* _Task item_
The entries below are to be printed again word for word.

══════

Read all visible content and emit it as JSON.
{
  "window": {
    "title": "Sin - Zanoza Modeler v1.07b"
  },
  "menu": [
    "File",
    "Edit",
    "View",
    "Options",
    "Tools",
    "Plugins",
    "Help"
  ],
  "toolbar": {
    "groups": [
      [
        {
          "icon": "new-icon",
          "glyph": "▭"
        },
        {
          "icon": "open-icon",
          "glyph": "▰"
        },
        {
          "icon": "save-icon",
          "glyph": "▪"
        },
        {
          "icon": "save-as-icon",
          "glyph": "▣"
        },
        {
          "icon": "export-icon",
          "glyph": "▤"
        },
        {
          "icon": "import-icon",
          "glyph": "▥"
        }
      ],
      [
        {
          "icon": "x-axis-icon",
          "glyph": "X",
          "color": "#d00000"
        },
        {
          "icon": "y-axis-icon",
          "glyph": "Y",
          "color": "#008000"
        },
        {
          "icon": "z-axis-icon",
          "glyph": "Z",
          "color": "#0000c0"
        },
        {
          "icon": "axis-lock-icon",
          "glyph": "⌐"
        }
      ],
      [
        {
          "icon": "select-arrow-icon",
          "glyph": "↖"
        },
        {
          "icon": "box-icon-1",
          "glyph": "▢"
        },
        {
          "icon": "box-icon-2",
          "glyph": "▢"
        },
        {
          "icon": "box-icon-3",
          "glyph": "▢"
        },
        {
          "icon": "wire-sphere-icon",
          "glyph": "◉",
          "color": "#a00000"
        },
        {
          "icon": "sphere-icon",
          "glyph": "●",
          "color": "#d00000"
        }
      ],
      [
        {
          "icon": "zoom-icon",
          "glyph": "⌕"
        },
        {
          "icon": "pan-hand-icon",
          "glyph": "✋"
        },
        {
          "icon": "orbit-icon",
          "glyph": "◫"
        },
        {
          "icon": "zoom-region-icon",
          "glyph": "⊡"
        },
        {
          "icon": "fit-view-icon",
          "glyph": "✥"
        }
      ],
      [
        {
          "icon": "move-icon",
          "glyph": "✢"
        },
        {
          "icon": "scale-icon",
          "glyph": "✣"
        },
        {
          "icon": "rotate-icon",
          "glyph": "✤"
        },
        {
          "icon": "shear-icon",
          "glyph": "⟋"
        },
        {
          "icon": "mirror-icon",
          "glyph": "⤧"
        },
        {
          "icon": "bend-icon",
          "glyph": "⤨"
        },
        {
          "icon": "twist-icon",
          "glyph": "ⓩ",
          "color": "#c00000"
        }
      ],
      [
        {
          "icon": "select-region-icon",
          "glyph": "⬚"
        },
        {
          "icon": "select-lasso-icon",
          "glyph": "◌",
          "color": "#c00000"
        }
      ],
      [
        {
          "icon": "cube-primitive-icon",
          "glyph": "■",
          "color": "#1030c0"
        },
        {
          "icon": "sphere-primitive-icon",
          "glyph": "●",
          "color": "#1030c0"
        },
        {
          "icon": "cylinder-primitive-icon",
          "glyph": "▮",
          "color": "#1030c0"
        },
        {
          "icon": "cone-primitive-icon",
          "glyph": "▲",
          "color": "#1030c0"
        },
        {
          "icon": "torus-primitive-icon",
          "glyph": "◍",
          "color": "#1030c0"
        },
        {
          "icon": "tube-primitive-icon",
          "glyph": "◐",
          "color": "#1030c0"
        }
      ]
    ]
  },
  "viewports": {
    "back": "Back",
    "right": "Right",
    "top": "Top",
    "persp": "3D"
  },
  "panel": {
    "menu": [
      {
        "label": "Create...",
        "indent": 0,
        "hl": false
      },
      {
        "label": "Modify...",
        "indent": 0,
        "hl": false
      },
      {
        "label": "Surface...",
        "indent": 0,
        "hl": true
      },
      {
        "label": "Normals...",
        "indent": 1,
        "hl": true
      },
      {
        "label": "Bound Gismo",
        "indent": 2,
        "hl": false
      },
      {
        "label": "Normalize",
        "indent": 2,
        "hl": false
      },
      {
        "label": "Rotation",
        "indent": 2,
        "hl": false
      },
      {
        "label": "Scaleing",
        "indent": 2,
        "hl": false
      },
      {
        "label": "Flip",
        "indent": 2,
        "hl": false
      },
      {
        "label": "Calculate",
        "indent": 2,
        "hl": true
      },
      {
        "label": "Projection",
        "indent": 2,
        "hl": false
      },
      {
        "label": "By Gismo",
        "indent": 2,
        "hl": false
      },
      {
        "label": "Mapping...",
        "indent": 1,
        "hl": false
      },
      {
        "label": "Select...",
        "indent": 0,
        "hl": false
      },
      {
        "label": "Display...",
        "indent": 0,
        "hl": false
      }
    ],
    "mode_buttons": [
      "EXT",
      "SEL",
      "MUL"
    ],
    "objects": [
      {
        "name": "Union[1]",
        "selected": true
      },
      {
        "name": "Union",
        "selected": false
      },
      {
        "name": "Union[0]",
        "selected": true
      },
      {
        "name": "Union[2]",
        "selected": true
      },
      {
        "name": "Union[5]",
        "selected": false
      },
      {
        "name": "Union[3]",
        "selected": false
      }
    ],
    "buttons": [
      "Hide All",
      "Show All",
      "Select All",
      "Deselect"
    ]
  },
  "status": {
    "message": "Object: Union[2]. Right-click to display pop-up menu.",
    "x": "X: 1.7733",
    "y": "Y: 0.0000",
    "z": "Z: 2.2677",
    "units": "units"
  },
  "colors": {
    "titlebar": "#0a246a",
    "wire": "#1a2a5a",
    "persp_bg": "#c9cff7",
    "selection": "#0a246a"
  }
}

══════

* _Answer below_
Read all visible content and emit it as JSON.
{
  "window": {
    "title": "Sin - Zanoza Modeler v1.07b"
  },
  "menu": [
    "File",
    "Edit",
    "View",
    "Options",
    "Tools",
    "Plugins",
    "Help"
  ],
  "toolbar": {
    "groups": [
      [
        {
          "icon": "new-icon",
          "glyph": "▭"
        },
        {
          "icon": "open-icon",
          "glyph": "▰"
        },
        {
          "icon": "save-icon",
          "glyph": "▪"
        },
        {
          "icon": "save-as-icon",
          "glyph": "▣"
        },
        {
          "icon": "export-icon",
          "glyph": "▤"
        },
        {
          "icon": "import-icon",
          "glyph": "▥"
        }
      ],
      [
        {
          "icon": "x-axis-icon",
          "glyph": "X",
          "color": "#d00000"
        },
        {
          "icon": "y-axis-icon",
          "glyph": "Y",
          "color": "#008000"
        },
        {
          "icon": "z-axis-icon",
          "glyph": "Z",
          "color": "#0000c0"
        },
        {
          "icon": "axis-lock-icon",
          "glyph": "⌐"
        }
      ],
      [
        {
          "icon": "select-arrow-icon",
          "glyph": "↖"
        },
        {
          "icon": "box-icon-1",
          "glyph": "▢"
        },
        {
          "icon": "box-icon-2",
          "glyph": "▢"
        },
        {
          "icon": "box-icon-3",
          "glyph": "▢"
        },
        {
          "icon": "wire-sphere-icon",
          "glyph": "◉",
          "color": "#a00000"
        },
        {
          "icon": "sphere-icon",
          "glyph": "●",
          "color": "#d00000"
        }
      ],
      [
        {
          "icon": "zoom-icon",
          "glyph": "⌕"
        },
        {
          "icon": "pan-hand-icon",
          "glyph": "✋"
        },
        {
          "icon": "orbit-icon",
          "glyph": "◫"
        },
        {
          "icon": "zoom-region-icon",
          "glyph": "⊡"
        },
        {
          "icon": "fit-view-icon",
          "glyph": "✥"
        }
      ],
      [
        {
          "icon": "move-icon",
          "glyph": "✢"
        },
        {
          "icon": "scale-icon",
          "glyph": "✣"
        },
        {
          "icon": "rotate-icon",
          "glyph": "✤"
        },
        {
          "icon": "shear-icon",
          "glyph": "⟋"
        },
        {
          "icon": "mirror-icon",
          "glyph": "⤧"
        },
        {
          "icon": "bend-icon",
          "glyph": "⤨"
        },
        {
          "icon": "twist-icon",
          "glyph": "ⓩ",
          "color": "#c00000"
        }
      ],
      [
        {
          "icon": "select-region-icon",
          "glyph": "⬚"
        },
        {
          "icon": "select-lasso-icon",
          "glyph": "◌",
          "color": "#c00000"
        }
      ],
      [
        {
          "icon": "cube-primitive-icon",
          "glyph": "■",
          "color": "#1030c0"
        },
        {
          "icon": "sphere-primitive-icon",
          "glyph": "●",
          "color": "#1030c0"
        },
        {
          "icon": "cylinder-primitive-icon",
          "glyph": "▮",
          "color": "#1030c0"
        },
        {
          "icon": "cone-primitive-icon",
          "glyph": "▲",
          "color": "#1030c0"
        },
        {
          "icon": "torus-primitive-icon",
          "glyph": "◍",
          "color": "#1030c0"
        },
        {
          "icon": "tube-primitive-icon",
          "glyph": "◐",
          "color": "#1030c0"
        }
      ]
    ]
  },
  "viewports": {
    "back": "Back",
    "right": "Right",
    "top": "Top",
    "persp": "3D"
  },
  "panel": {
    "menu": [
      {
        "label": "Create...",
        "indent": 0,
        "hl": false
      },
      {
        "label": "Modify...",
        "indent": 0,
        "hl": false
      },
      {
        "label": "Surface...",
        "indent": 0,
        "hl": true
      },
      {
        "label": "Normals...",
        "indent": 1,
        "hl": true
      },
      {
        "label": "Bound Gismo",
        "indent": 2,
        "hl": false
      },
      {
        "label": "Normalize",
        "indent": 2,
        "hl": false
      },
      {
        "label": "Rotation",
        "indent": 2,
        "hl": false
      },
      {
        "label": "Scaleing",
        "indent": 2,
        "hl": false
      },
      {
        "label": "Flip",
        "indent": 2,
        "hl": false
      },
      {
        "label": "Calculate",
        "indent": 2,
        "hl": true
      },
      {
        "label": "Projection",
        "indent": 2,
        "hl": false
      },
      {
        "label": "By Gismo",
        "indent": 2,
        "hl": false
      },
      {
        "label": "Mapping...",
        "indent": 1,
        "hl": false
      },
      {
        "label": "Select...",
        "indent": 0,
        "hl": false
      },
      {
        "label": "Display...",
        "indent": 0,
        "hl": false
      }
    ],
    "mode_buttons": [
      "EXT",
      "SEL",
      "MUL"
    ],
    "objects": [
      {
        "name": "Union[1]",
        "selected": true
      },
      {
        "name": "Union",
        "selected": false
      },
      {
        "name": "Union[0]",
        "selected": true
      },
      {
        "name": "Union[2]",
        "selected": true
      },
      {
        "name": "Union[5]",
        "selected": false
      },
      {
        "name": "Union[3]",
        "selected": false
      }
    ],
    "buttons": [
      "Hide All",
      "Show All",
      "Select All",
      "Deselect"
    ]
  },
  "status": {
    "message": "Object: Union[2]. Right-click to display pop-up menu.",
    "x": "X: 1.7733",
    "y": "Y: 0.0000",
    "z": "Z: 2.2677",
    "units": "units"
  },
  "colors": {
    "titlebar": "#0a246a",
    "wire": "#1a2a5a",
    "persp_bg": "#c9cff7",
    "selection": "#0a246a"
  }
}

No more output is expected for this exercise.